China reportedly wants the non-military bloc to be known as BRICS (The ‘S’ for South Africa), and also seems to want to amalgamate BRIC with the IBSA Dialogue Forum. With this in mind, it is in the process of organizing a BRICS (BRIC plus IBSA) summit in Hainan in April this year.
But India has seen through China’s game from the start. New Delhi knows the Chinese want IBSA closed down because Beijing has no direct role to play in it. It’s obvious that India, for its part, wants a diplomatic/strategic space for itself, where it doesn’t have to be in the company of its domineering, giant neighbour. In addition, South Africa is crucial for India’s efforts to counter China’s strategic forays into Africa.Enjoying this article? Click here to subscribe for full access. Just $5 a month.

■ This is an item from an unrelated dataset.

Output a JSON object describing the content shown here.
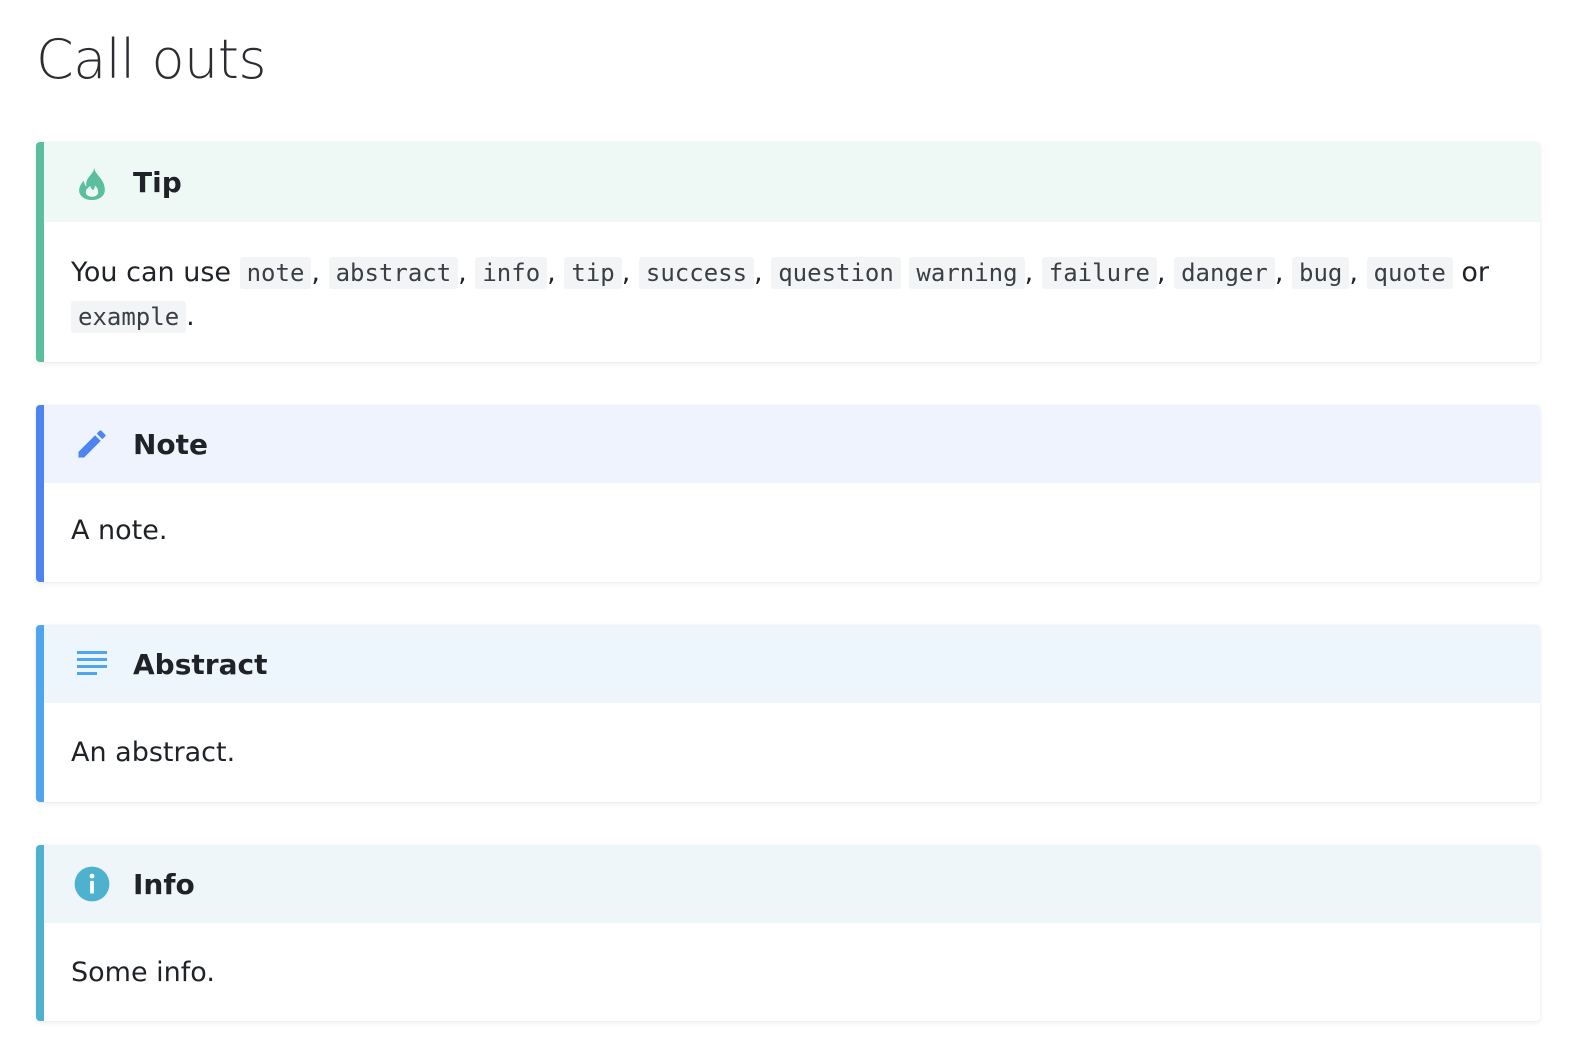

When US President Barack Obama visited India last November, one of the key priorities he outlined in terms of greater Indo-US cooperation was the need for the two democracies to closely collaborate on Africa, and India has already declared that Africa will be one of its three ‘major foreign policy targets’ in 2011. Meanwhile, Indian Foreign Minister S M Krishna has gone on record as saying that China is taking more than the usual level of interest in the Indian Ocean, something New Delhi is monitoring carefully.
In light of all this, India politely conveyed to China that it wasn’t willing to wind up IBSA, but it has said that it has no objections to China expanding BRIC into BRICS. At the same time, India has conveyed its readiness to attend the upcoming BRICS summit in Hainan.
Indian diplomats insist that IBSA is here to stay in its present format, and they usually quote Indian Prime Minister Manmohan Singh’s 2010 remarks about IBSA and the forum’s importance and relevance for India. Indeed, as Singh has said publicly: ‘IBSA has a personality of its own. It is three separate continents, three democracies. BRIC is a conception devised by Goldman Sachs. We are trying to put life into it.’